This is a discussion on how to sort strings alphabetically? within the C Programming forums, part of the General Programming Boards category; hello everyone...I am just new in this forum.I am having problem in sorting C strings alphabetically...anyone please help!...

1. ## how to sort strings alphabetically?

hello everyone...I am just new in this forum.I am having problem in sorting C strings alphabetically...anyone please help!

2. For starters, take a look at qsort() from <stdlib.h> and strcmp() from <string.h>.

3. Well fundamentally when you compare two strings using strcmp(st1, st2), it returns -1, 0 or 1 depending on whether st1 is less, equal, or greater than st2 respectively. Whatever sort algorithm you implement, it will probably be based on comparing two elements at a time.
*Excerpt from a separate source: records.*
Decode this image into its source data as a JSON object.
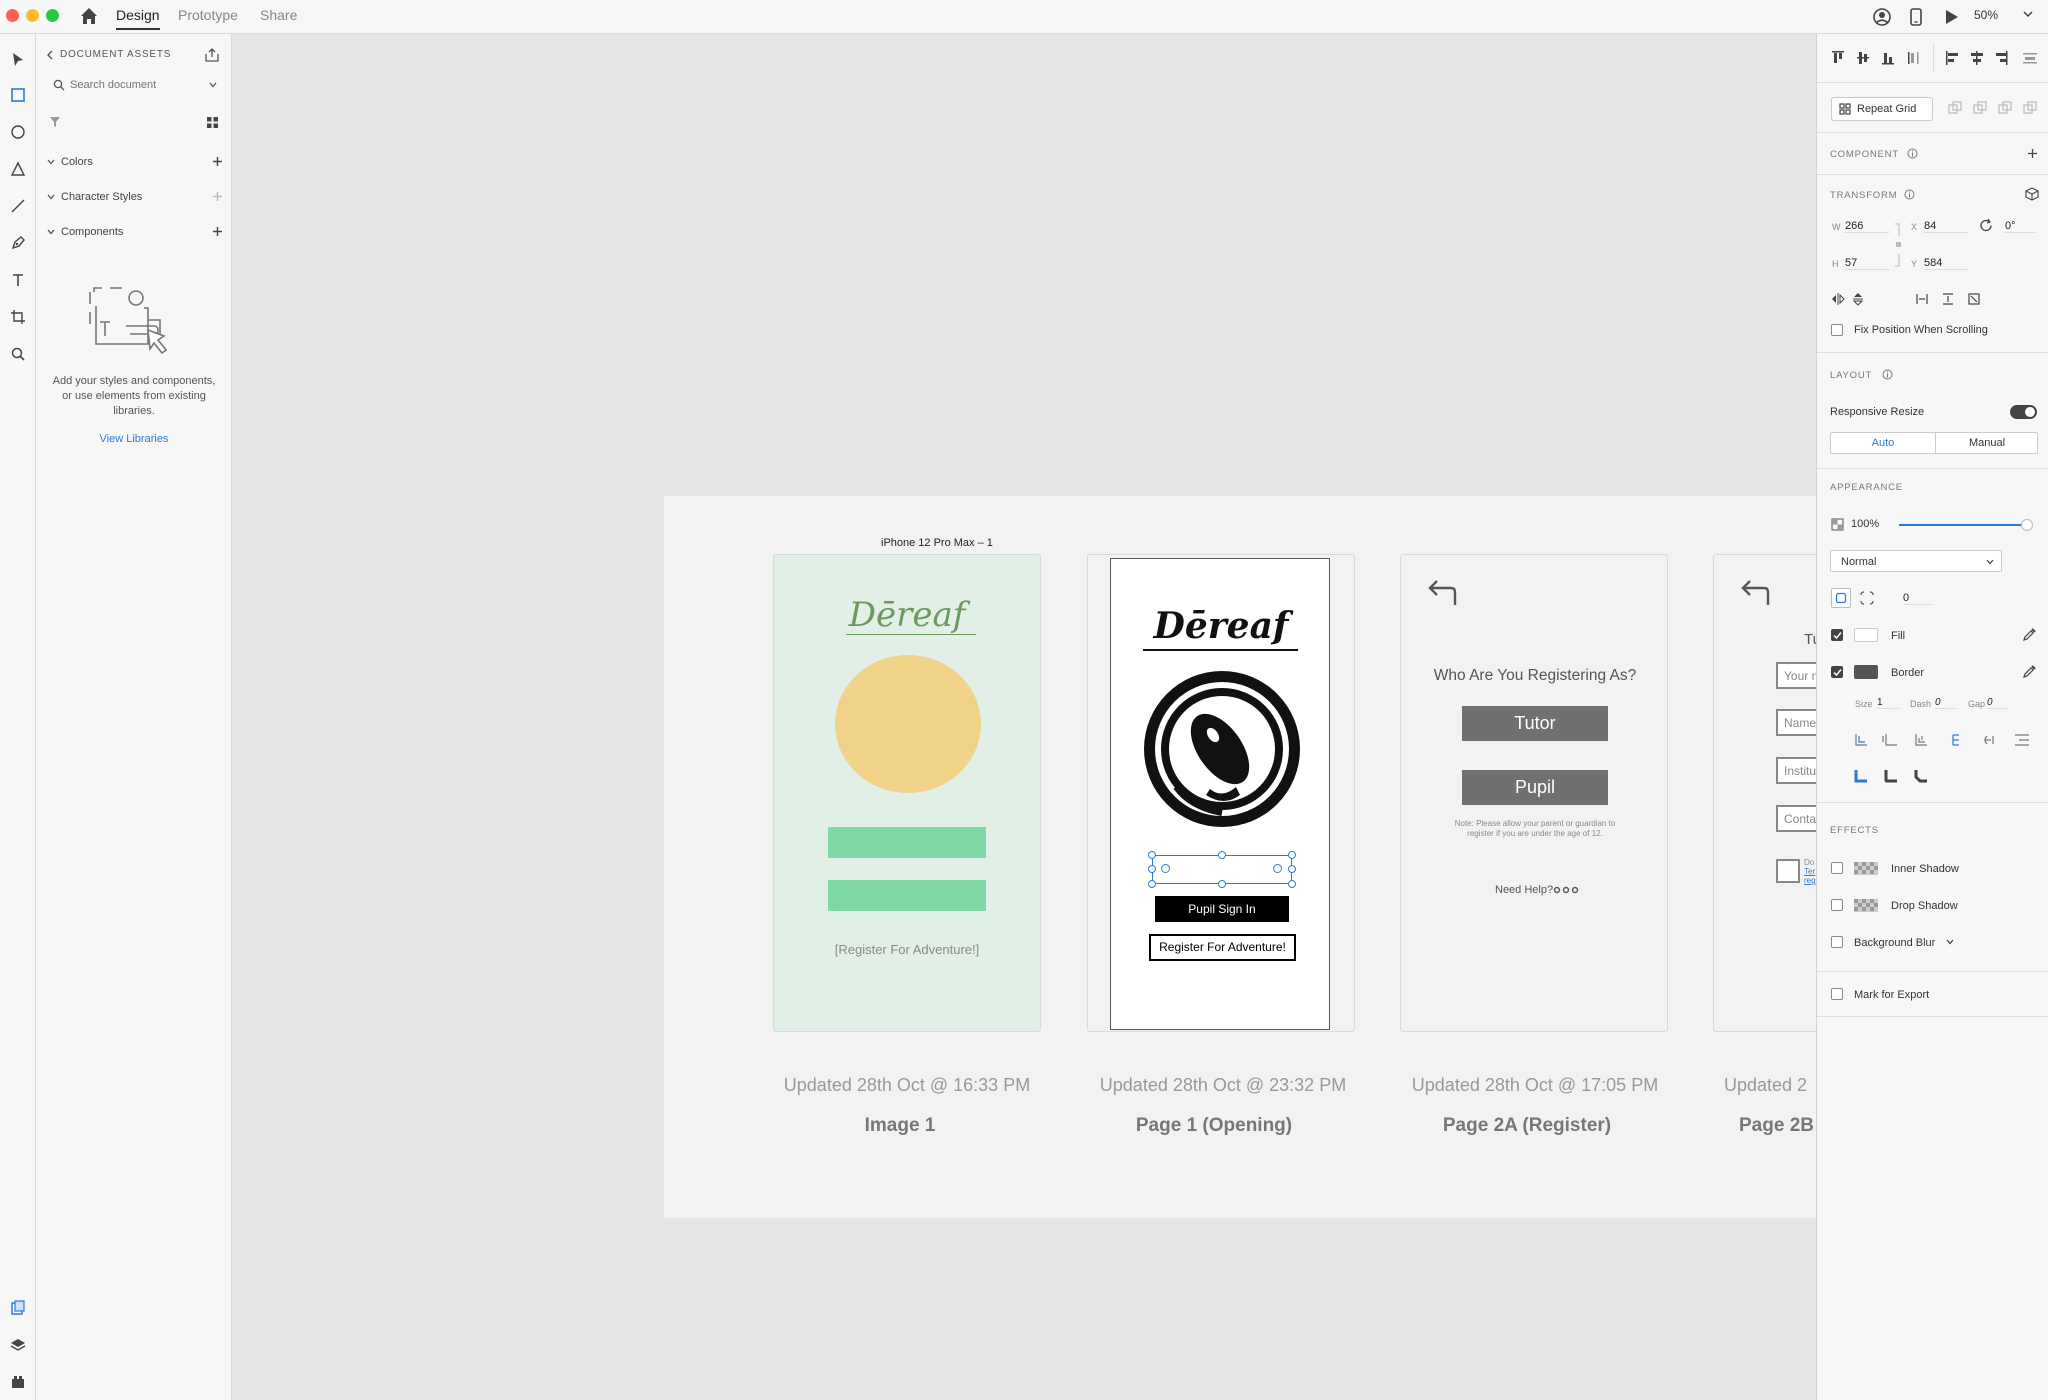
{
  "titlebar": {
    "tabs": [
      "Design",
      "Prototype",
      "Share"
    ],
    "zoom": "50%"
  },
  "assets": {
    "heading": "DOCUMENT ASSETS",
    "search_placeholder": "Search document",
    "sections": [
      "Colors",
      "Character Styles",
      "Components"
    ],
    "empty_text": "Add your styles and components, or use elements from existing libraries.",
    "view_libraries": "View Libraries"
  },
  "canvas": {
    "selected_artboard_title": "iPhone 12 Pro Max – 1",
    "artboards": [
      {
        "updated": "Updated 28th Oct @ 16:33 PM",
        "name": "Image 1"
      },
      {
        "updated": "Updated 28th Oct @ 23:32 PM",
        "name": "Page 1 (Opening)"
      },
      {
        "updated": "Updated 28th Oct @ 17:05 PM",
        "name": "Page 2A (Register)"
      },
      {
        "updated": "Updated 2",
        "name": "Page 2B"
      }
    ],
    "image1": {
      "logo": "Dēreaf",
      "link": "[Register For Adventure!]"
    },
    "page1": {
      "logo": "Dēreaf",
      "sign_in": "Pupil Sign In",
      "register": "Register For Adventure!"
    },
    "page2a": {
      "question": "Who Are You Registering As?",
      "tutor": "Tutor",
      "pupil": "Pupil",
      "note": "Note: Please allow your parent or guardian to register if you are under the age of 12.",
      "help": "Need Help?"
    },
    "page2b": {
      "title_partial": "Tu",
      "fields": [
        "Your n",
        "Name",
        "Institu",
        "Conta"
      ],
      "small": [
        "Do",
        "Ter",
        "reg"
      ]
    }
  },
  "inspector": {
    "repeat_grid": "Repeat Grid",
    "component": "COMPONENT",
    "transform": "TRANSFORM",
    "w_label": "W",
    "w": "266",
    "h_label": "H",
    "h": "57",
    "x_label": "X",
    "x": "84",
    "y_label": "Y",
    "y": "584",
    "rotation": "0°",
    "fix_position": "Fix Position When Scrolling",
    "layout": "LAYOUT",
    "responsive_resize": "Responsive Resize",
    "auto": "Auto",
    "manual": "Manual",
    "appearance": "APPEARANCE",
    "opacity": "100%",
    "opacity_fraction": 1.0,
    "blend_mode": "Normal",
    "corner_radius": "0",
    "fill": "Fill",
    "border": "Border",
    "size_label": "Size",
    "size": "1",
    "dash_label": "Dash",
    "dash": "0",
    "gap_label": "Gap",
    "gap": "0",
    "effects": "EFFECTS",
    "inner_shadow": "Inner Shadow",
    "drop_shadow": "Drop Shadow",
    "background_blur": "Background Blur",
    "mark_export": "Mark for Export"
  },
  "colors": {
    "accent": "#2d7ad6",
    "image1_bg": "#e1efe7",
    "circle": "#f0d389",
    "bar": "#7fd9a4",
    "logo_green": "#6a9a5c",
    "gray_button": "#707070"
  }
}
4. Originally Posted by nonoob
Well fundamentally when you compare two strings using strcmp(st1, st2), it returns -1, 0 or 1 depending on whether st1 is less, equal, or greater than st2 respectively. Whatever sort algorithm you implement, it will probably be based on comparing two elements at a time.
Technically, it doesn't have to be -1, 0 or 1, but rather "a negative, zero or a positive" value. Often, strcmp() returns (*st1 - *st2), which of course will not usually be -1 or 1 if st1 and st2 aren't equal.

--
Mats

5. Correct again.

6. This is for nonoob. Though I do believe he is a linux guy, in which case he doesn't get a string comparison function that returns -1, 0, or 1 as its only return values.

7. First of all, that one is int CompareString(), which requires who-knows-what header and linking headaches. No thanks. I stick with things that work and would write my own if I had to.

Then is says this curious thing:

To maintain the C run-time convention of comparing strings, the value 2 can be subtracted from a nonzero return value. Then, the meaning of < 0, ==0 and > 0 is consistent with the C run times.

Um. does that mean that natively it returns

3 - if the result indicates a > b
1 - if the result indicates a < b
0 - if the result indicates a == b

That way, when you subtract 2 from the non-zero results, you get 1 and -1 respectively.

8. If you include windows.h you can have that function. I thought those values were -1,0, and 1. My bad. I just use the macros that the docs say to use when comparing. It is a windows specific thing and I thought I would mention it for the sake of personal growth. Or whatever you want to call it.